I first visited Chéticamp Island in 2002, when I hiked along a trail beginning at the south end that I thought would take me to the lighthouse at the north end, but which dead ended somewhere in the middle of the island in a boggy area. While driving, I had somehow missed Lighthouse Road—hard to understand in retrospect because it’s blazingly obvious—so it was not until this summer that I finally discovered the amazing panoramas that one gets from all along this road but especially from the north end of the Island, once one has ascended the hill there. It is certainly the equal of any panorama on Cape Breton Island, as one can see the mountain ranges at the western coast of Inverness County all the way from Red Head in the north to Sight Point in the south, a total distance of some 77 km (48 mi). I was so struck by the beauty of this scene that I visited it twice this year, once in July when the views were obscured somewhat by haze and this August day when the air was pellucid and the views simply breathtaking.

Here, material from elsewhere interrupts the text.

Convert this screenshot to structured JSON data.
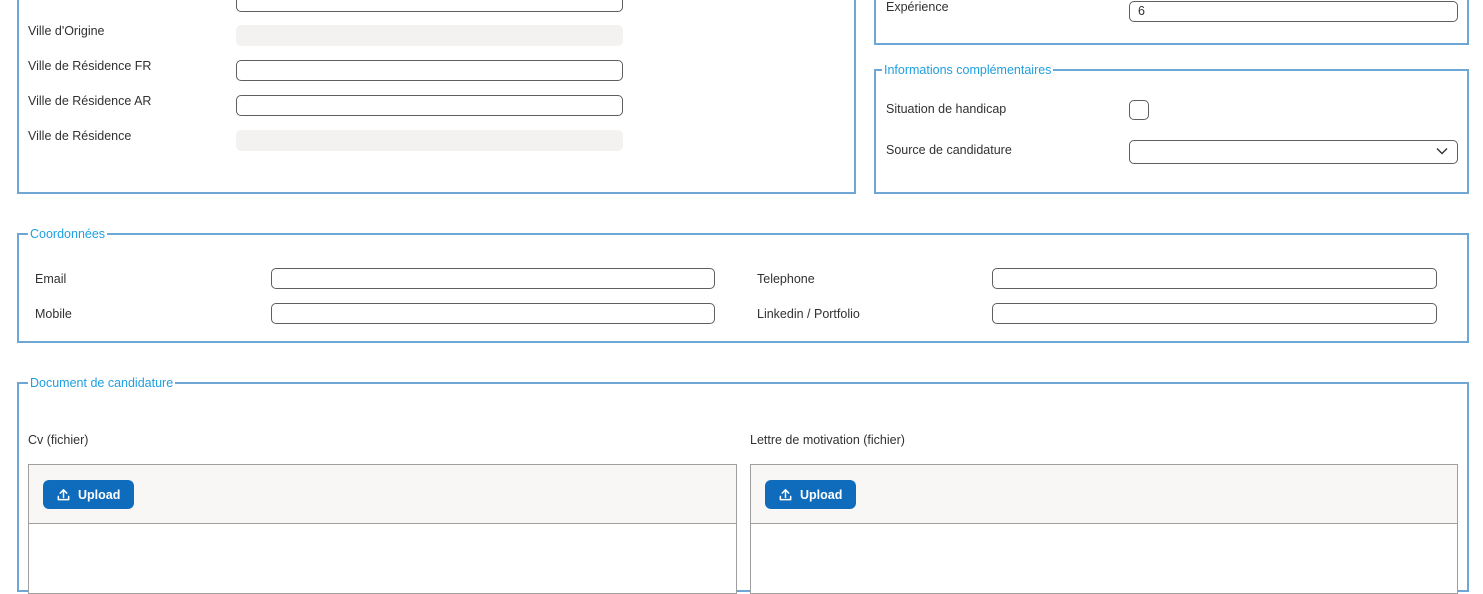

In this view, the point at the left of the photo is, as best as I can make out, on the north side of Pigeon Cove and is unnamed in The Nova Scotia Atlas. It lies beyond Red Head, presumably so named for its reddish colour, 18 km (11.2 mi) from Gros Cap (Big Headland) on the northeast end of Chéticamp Island. French Mountain (455 m (1493 ft)) is a bit to the right of the middle of the photo, where the Cabot Trail can be seen climbing along its western side until it disappears behind it. Skyline Trail follows the ridge one sees high above the Cabot Trail to the left of and across from French Mountain until it reaches the Gulf, where a series of stairs lead part way down the mountain side, from which the first photograph in this essay was taken. At the right of this photo one can again see Presqu’Île, whose grey cliff at the edge of the water is just to the right of the Cabot Trail segment one sees there. The mountain at the far right of the photo is Jerome Mountain.
The stretch of the Cabot Trail along this coast line has become world-famous and is often used as an emblem of Cape Breton Island itself because it is so beautiful and so photogenic. But, until the day I visited the north end of Chéticamp Island, I had been unable to really see the full range in all of its glory: what one sees here is just a small portion as it extends down the coast as far as the eye can see. What a magnificent view this is! No photo can possibly begin to do it justice; it just has to be seen!